Because of you...

Alan could die at home

You may have known Alan Mcloughlin as a footballer for Swindon Town Football Club. To me and my sister Abby, he was simply Dad – and what a Dad he was. He absolutely spoilt us in every possible way. He was humble, respected, funny, a true gentleman and our best friend in the whole world.

He was first diagnosed with kidney cancer in 2012, but after four years of treatment and trialling a new drug, he was given the all clear. He was healthy and enjoying life again – until the summer of 2019 when he noticed a lump. The cancer had returned with a large tumour in his chest and three more in his body including in his one remaining kidney. We were all floored by the news. He began a more aggressive treatment which made him really sick and that was when things got really tough not only for him, but for my mum, me and my sister.

He started to complain of aches and pains and was beginning to act rather strangely. He was getting worse, but he wouldn’t call anyone for help, so mum and I called his consultant who arranged for an ambulance to come out. It turned out he’d broken his neck in two places as the cancer had spread to his bones. No wonder he was in pain. He underwent a 15 hour surgery followed by a week-long stay in intensive care. When we got him home, we set up a bed for him downstairs. He was still acting oddly and not making sense so once again we spoke to the consultant and Dad had to go back into hospital.

It was there that he received the devastating news that he had just a few weeks left to live. He was all alone to take in this news as, due to the pandemic, we weren’t allowed to be with him for longer than an hour long visiting slot. It was terrible to think he was alone. Dad wanted to die at home, with us with him. On one of my visits, I was suddenly told his medication was ready and I could take him home. I was a little shell-shocked that we could take him home there and then but we did what Dad wanted. I’ll never forget that journey home. We were always so chatty when together but neither of us said a word. I remember thinking the whole time: I’m taking my dad home to die.

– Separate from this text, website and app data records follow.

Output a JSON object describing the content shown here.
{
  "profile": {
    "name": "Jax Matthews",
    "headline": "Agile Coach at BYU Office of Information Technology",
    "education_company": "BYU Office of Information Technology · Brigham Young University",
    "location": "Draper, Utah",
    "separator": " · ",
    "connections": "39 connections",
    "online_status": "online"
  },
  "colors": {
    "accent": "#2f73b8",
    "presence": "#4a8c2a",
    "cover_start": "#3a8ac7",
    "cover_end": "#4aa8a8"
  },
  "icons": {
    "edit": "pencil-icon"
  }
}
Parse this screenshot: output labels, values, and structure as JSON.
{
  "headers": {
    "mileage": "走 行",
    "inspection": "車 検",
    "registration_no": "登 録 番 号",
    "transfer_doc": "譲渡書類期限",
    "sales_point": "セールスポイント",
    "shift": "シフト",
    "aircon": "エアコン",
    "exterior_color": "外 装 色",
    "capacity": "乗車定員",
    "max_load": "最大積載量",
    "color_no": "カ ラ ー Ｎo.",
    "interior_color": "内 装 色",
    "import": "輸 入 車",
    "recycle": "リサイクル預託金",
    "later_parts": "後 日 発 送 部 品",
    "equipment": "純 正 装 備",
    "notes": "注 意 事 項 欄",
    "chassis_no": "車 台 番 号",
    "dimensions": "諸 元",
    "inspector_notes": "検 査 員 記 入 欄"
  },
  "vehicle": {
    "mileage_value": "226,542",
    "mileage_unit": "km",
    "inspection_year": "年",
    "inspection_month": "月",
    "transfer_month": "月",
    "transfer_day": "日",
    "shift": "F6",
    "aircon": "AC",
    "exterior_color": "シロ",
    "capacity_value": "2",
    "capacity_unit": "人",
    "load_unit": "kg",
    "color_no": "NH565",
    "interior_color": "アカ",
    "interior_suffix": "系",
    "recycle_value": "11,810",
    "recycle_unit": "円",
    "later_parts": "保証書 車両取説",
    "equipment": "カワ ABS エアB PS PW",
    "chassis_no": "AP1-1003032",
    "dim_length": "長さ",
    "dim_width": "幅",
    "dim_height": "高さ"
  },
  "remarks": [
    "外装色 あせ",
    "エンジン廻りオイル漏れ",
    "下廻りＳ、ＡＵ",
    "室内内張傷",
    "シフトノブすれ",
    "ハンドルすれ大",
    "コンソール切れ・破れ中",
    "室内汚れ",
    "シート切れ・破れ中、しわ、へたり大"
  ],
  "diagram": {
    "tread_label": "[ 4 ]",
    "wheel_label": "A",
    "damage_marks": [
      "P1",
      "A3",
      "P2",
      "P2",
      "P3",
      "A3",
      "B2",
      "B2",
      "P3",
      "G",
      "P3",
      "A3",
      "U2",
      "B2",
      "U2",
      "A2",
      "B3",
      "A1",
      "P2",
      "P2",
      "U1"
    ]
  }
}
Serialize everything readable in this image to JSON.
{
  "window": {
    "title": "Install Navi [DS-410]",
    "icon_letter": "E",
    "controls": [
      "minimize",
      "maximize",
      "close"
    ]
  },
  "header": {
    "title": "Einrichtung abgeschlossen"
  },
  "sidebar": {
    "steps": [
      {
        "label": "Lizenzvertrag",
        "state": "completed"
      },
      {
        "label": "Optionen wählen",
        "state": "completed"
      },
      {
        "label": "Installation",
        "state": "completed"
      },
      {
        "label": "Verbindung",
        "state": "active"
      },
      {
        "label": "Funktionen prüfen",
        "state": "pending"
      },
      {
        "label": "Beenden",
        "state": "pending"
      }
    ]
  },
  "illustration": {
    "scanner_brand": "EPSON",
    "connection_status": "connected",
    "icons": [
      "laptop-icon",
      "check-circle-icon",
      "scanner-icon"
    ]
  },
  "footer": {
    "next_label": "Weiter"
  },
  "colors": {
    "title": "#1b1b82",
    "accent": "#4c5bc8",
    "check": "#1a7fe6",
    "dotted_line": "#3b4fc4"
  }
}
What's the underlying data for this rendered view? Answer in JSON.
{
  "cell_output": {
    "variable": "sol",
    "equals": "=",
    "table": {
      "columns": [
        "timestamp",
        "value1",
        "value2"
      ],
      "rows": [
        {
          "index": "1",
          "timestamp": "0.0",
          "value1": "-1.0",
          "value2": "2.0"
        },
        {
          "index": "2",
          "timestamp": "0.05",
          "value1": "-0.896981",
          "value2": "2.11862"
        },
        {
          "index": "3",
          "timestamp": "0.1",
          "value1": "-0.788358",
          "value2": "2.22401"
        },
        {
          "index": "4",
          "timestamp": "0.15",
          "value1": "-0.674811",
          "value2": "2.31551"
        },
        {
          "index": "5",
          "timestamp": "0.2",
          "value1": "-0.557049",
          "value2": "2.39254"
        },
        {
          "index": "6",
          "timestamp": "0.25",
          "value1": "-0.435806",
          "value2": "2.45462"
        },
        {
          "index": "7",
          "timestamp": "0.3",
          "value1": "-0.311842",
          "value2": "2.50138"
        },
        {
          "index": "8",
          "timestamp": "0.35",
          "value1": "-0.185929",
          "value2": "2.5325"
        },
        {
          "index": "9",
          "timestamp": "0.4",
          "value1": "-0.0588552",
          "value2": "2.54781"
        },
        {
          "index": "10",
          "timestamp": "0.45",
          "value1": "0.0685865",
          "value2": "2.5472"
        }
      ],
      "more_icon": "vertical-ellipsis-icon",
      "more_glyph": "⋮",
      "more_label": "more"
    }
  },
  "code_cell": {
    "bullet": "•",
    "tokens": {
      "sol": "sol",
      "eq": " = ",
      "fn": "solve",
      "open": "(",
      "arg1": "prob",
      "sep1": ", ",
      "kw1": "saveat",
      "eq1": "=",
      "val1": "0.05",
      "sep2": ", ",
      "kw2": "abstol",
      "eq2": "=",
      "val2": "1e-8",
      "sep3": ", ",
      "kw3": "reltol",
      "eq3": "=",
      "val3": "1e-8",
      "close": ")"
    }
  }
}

I’ll be forever thankful that that was when Prospect Hospice stepped in. I just can’t put into words what they did to support Dad and us – they were a godsend. I really don’t know what we’d have done without Linda, our nurse, who was there by our side. I worried how dad would respond to a stranger in our home, but Linda was so lovely that he didn’t mind at all.

I remember on one occasion when Linda arrived, we hadn’t slept for days and we desperately needed someone to be with Dad so we could get some rest. She assured us we should go to bed and she would only wake us if it was really necessary. At 2am I heard a knock at the door, Linda explained dad was asking after us and she felt we should be with him. Dad seemed agitated and was panicking a little – I think he thought he was going to die. Linda arranged for a doctor to come to us to give Dad some medication to help him settle and sleep. This worked, and Linda was then on hand to support us as a family – simply by being there and making a cup of tea.

Sadly, Dad declined quickly but remained adamant that he wanted to die at home. The team at Prospect Hospice made that happen – they came to us with everything we would need. They were simply brilliant. When the end came, they treated us all with experience, respect and dignity, knowing when to be there and when to leave us as a family. It was so comforting to know that we weren’t alone and that they were there for all of us.

Dad’s illness was horrendous, intense and awful, but the last hour of his life was incredibly peaceful. I’m proud of us as a family, that we gave Dad the death at home he wanted, but we couldn’t have done it without the support from the hospice. They put everything in place to ensure Dad dying at home was possible and even more than that, it wasn’t a burden for us.

Since his death just over a year ago, we’ve been raising money to help ensure that the hospice can be there for other families like ours in the future. Because of you, my Dad was able to receive outstanding care at the end of his life and I really want to thank you for that. Without you and your ongoing support, they might not be able to help someone else like him.

Megan is supporting the hospice’s summer raffle and, if you’d like to buy tickets and be in with the chance of winning a range of cash prizes, you can enter here.